EXERCISE DIRECTIONS -
Please copy every line of the records below that holds the word "kind".

THE DATA -
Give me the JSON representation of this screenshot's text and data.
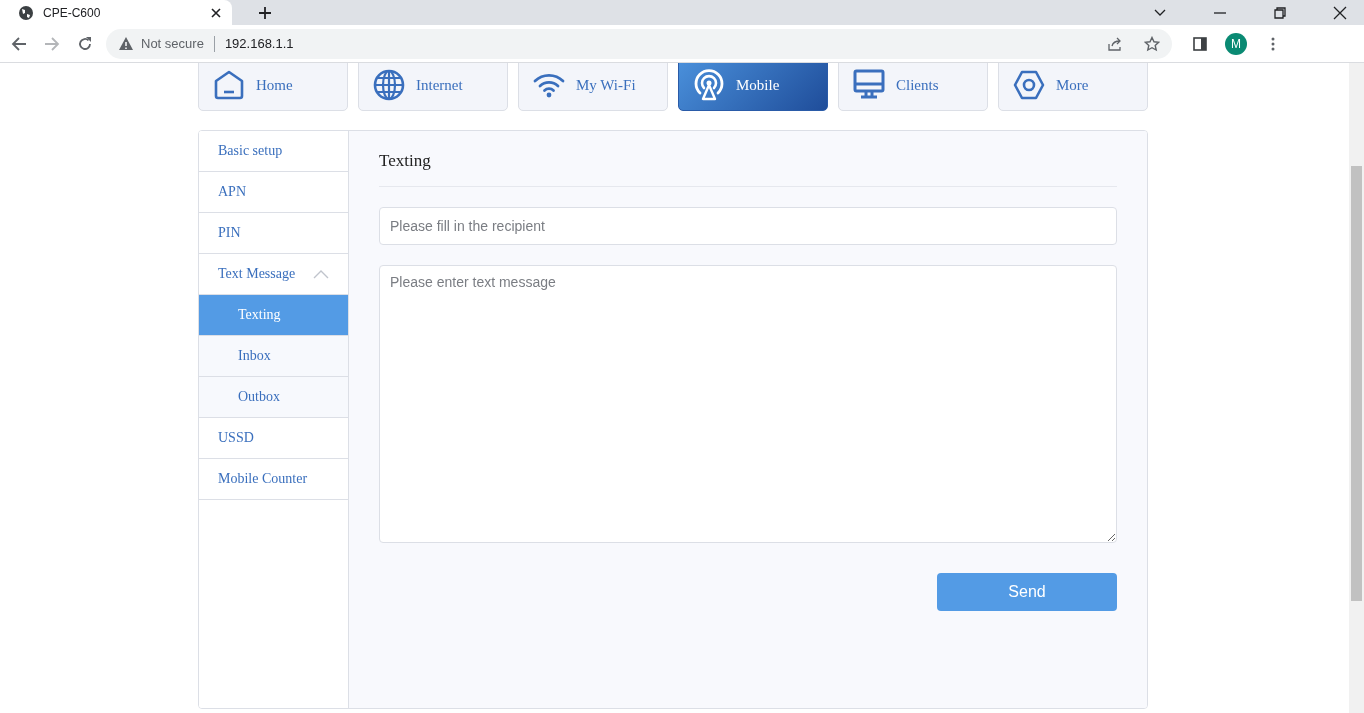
{
  "browser": {
    "tab_title": "CPE-C600",
    "security": "Not secure",
    "address": "192.168.1.1",
    "avatar": "M"
  },
  "nav_tabs": [
    {
      "label": "Home",
      "kind": "home",
      "selected": false
    },
    {
      "label": "Internet",
      "kind": "internet",
      "selected": false
    },
    {
      "label": "My Wi-Fi",
      "kind": "wifi",
      "selected": false
    },
    {
      "label": "Mobile",
      "kind": "mobile",
      "selected": true
    },
    {
      "label": "Clients",
      "kind": "clients",
      "selected": false
    },
    {
      "label": "More",
      "kind": "more",
      "selected": false
    }
  ],
  "sidebar": {
    "items": [
      {
        "label": "Basic setup",
        "selected": false
      },
      {
        "label": "APN",
        "selected": false
      },
      {
        "label": "PIN",
        "selected": false
      },
      {
        "label": "Text Message",
        "selected": false,
        "expanded": true,
        "children": [
          {
            "label": "Texting",
            "selected": true
          },
          {
            "label": "Inbox",
            "selected": false
          },
          {
            "label": "Outbox",
            "selected": false
          }
        ]
      },
      {
        "label": "USSD",
        "selected": false
      },
      {
        "label": "Mobile Counter",
        "selected": false
      }
    ]
  },
  "content": {
    "title": "Texting",
    "recipient": {
      "placeholder": "Please fill in the recipient"
    },
    "message": {
      "placeholder": "Please enter text message"
    },
    "send_button": "Send"
  }
}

COMPLETED TASK -
      "kind": "home",
      "kind": "internet",
      "kind": "wifi",
      "kind": "mobile",
      "kind": "clients",
      "kind": "more",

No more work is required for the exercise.